At least tomorrow there will be vegan options all day long, because I was in charge of catering. Ha! If I were really brave, I would have ordered all vegan food.
Makes me think of this Op-ed I read recently that highlights how lonely veganism can be sometimes.
Try to imagine what it feels like to be a part of a very small minority that shares common values. When I tell people I’m vegan they look at me as though I’d just landed from Mars, roll their eyes as though I had done something wrong and look at me as if I’m judging them – as if the ideological choice is about them and not the animals. Being vegan means that sometimes you feel lonely even among close friends and family. There is a huge ideological gap between you and almost the entire world around you. The worst is when an argument about morals begins.
As a lawyer and lecturer I’m used to arguments, but this is not just an argument, it is a repressed war. And when it rears its head, even for a moment, it is very painful and reminds me of how separated I am, ideologically, from most everyone else. I sit next to those closest to me while they are eating meat and I do what I used to do back when I also ate meat: Repress my emotions. Imagine that you are the only one at the table who believes in this very important value, and that value is being eaten at that same table. All I can do is look at my loved ones and remember that they too have morals. A person can eat meat and contribute to the world in a thousands different ways: Charity, generosity, love (for animals as well), integrity, compassion. There are so many good people in the world.
And then I look at myself and think: ‘You’re no saint either.’ Vegans hurt animals in so many ways, unintentionally. And what is it that I am really doing for the animals? Close to nothing; a monthly donation to animal welfare organizations and veganism.
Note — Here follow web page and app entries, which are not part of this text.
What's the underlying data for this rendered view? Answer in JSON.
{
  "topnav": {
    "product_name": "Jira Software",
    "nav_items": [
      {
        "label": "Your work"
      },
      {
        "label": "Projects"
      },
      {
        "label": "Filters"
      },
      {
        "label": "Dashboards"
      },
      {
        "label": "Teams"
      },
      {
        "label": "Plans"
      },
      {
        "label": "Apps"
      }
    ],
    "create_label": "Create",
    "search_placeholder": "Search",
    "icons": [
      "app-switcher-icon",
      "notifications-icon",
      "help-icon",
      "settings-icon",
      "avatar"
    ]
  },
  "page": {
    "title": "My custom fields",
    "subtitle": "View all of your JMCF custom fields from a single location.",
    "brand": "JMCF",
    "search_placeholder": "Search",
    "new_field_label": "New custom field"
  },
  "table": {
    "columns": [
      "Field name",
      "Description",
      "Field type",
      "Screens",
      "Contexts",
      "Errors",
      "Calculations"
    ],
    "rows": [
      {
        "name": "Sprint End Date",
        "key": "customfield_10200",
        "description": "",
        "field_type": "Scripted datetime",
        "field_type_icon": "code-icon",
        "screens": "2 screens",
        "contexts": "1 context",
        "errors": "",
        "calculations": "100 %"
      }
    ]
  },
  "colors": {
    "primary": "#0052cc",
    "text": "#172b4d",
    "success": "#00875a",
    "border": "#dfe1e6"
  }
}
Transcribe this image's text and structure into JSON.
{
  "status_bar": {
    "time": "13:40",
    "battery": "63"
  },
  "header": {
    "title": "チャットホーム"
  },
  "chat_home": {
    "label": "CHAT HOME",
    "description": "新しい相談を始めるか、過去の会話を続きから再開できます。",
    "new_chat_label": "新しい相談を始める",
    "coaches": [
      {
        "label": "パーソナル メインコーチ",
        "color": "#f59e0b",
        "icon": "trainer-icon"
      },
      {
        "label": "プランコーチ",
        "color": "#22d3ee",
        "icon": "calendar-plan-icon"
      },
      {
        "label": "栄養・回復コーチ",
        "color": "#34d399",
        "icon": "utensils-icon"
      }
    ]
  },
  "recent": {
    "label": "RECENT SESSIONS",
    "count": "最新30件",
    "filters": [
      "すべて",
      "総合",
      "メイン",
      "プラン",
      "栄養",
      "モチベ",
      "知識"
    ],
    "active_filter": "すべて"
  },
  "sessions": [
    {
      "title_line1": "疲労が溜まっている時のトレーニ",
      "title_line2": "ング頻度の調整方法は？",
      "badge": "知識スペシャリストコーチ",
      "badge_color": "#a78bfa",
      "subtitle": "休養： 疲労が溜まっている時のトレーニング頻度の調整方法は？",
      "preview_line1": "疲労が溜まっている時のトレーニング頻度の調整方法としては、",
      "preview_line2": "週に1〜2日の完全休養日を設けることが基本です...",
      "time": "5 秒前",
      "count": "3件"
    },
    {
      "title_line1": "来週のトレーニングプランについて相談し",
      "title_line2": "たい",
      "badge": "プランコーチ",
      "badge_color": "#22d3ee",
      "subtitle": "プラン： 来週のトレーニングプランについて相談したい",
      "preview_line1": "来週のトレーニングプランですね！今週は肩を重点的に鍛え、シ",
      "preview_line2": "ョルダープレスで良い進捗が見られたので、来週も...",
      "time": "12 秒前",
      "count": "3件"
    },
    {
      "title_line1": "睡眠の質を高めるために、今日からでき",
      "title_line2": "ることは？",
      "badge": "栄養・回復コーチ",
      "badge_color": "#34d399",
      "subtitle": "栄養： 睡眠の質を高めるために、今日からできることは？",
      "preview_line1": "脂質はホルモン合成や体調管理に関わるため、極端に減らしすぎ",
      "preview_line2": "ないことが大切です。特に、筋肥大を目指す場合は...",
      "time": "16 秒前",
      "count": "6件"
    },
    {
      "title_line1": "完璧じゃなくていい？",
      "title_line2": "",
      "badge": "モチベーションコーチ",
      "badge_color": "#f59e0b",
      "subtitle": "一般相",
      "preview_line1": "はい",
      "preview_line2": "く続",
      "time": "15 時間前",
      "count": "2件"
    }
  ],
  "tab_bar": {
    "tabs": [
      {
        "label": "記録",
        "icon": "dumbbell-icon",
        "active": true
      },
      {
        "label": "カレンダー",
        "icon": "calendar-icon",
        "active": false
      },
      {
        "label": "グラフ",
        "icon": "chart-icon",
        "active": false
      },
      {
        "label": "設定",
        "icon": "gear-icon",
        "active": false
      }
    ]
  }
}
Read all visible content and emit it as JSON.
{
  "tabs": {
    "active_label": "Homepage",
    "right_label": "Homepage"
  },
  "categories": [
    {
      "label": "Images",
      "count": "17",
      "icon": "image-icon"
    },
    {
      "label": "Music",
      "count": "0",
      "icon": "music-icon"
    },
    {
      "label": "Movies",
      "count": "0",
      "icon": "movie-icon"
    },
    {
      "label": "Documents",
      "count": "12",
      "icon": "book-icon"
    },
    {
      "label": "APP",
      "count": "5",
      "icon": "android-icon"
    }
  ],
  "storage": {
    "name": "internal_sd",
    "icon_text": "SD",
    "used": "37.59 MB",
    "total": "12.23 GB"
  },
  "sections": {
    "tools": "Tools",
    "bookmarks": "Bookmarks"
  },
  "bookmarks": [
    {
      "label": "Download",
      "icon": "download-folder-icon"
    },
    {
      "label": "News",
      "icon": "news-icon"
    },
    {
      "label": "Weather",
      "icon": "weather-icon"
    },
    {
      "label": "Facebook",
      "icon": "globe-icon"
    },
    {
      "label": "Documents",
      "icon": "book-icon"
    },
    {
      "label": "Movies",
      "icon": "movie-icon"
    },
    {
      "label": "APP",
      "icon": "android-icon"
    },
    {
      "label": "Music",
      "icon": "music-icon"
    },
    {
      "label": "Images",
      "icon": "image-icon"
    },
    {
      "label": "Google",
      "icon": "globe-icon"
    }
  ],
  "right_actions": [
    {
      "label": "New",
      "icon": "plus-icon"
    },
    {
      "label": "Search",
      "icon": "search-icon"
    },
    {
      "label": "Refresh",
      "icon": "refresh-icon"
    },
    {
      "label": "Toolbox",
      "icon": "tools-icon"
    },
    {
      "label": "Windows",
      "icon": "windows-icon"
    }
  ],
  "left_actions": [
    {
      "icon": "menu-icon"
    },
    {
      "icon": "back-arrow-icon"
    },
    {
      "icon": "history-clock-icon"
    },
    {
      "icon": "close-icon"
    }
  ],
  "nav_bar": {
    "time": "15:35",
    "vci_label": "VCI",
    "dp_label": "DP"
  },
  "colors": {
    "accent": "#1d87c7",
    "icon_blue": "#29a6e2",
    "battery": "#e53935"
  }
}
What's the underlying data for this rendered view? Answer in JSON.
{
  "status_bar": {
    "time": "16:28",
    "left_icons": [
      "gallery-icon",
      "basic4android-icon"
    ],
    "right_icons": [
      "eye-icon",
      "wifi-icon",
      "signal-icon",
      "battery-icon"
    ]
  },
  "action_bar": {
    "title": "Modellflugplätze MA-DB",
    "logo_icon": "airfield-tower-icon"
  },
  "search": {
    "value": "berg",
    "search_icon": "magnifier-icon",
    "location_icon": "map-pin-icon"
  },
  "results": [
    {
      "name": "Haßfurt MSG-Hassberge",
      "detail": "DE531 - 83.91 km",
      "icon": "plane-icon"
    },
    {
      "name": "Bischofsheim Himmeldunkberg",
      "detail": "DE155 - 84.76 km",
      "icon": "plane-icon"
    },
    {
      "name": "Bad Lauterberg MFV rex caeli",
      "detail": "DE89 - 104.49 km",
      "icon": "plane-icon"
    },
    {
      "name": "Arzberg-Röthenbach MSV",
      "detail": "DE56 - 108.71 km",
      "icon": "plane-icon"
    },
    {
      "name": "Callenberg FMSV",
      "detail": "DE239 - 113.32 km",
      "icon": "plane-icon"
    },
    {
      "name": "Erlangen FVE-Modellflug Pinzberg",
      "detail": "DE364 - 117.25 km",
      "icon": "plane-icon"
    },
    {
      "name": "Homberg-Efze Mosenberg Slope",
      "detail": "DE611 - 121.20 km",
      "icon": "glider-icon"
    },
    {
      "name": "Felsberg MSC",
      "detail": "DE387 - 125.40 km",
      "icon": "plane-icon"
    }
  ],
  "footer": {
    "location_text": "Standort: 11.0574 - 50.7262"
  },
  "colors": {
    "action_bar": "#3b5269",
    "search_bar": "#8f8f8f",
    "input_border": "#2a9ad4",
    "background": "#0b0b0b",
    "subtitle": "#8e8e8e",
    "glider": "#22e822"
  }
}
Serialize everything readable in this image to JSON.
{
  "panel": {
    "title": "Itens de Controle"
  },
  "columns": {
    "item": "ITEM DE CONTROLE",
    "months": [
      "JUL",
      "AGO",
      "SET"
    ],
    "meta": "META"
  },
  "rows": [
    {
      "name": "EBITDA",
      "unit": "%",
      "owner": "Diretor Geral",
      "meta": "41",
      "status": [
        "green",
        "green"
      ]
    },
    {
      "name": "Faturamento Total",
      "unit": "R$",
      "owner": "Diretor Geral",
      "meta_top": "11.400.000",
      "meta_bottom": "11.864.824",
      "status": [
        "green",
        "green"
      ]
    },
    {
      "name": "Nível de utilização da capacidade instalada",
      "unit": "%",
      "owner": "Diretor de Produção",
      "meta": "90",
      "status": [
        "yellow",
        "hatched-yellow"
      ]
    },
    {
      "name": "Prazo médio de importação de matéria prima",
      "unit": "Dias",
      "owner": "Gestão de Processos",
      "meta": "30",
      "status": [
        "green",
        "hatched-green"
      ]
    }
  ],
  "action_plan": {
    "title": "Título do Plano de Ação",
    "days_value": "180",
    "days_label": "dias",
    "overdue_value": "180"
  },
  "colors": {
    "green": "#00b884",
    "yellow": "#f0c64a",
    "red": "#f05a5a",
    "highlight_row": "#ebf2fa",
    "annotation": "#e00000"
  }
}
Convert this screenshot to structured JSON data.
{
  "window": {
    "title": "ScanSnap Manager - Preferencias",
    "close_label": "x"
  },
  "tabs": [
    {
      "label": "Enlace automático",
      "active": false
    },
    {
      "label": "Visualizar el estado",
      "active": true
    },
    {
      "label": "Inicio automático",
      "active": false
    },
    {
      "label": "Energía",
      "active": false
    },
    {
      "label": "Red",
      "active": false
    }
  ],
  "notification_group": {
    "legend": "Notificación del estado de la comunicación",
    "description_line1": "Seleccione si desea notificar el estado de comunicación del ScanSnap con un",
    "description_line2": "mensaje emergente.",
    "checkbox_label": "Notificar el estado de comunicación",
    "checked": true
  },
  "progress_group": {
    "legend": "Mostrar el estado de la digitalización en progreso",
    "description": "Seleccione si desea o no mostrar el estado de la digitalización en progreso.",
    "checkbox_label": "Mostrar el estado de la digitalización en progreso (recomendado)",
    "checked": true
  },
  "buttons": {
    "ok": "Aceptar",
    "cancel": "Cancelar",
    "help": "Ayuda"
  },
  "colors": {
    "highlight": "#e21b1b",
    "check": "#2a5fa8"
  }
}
When I walk past a chicken coop, a cowshed or a stray dog I remember how meager my contribution to animal welfare really is. Veganism merely reduces the harm I am causing to the animal world.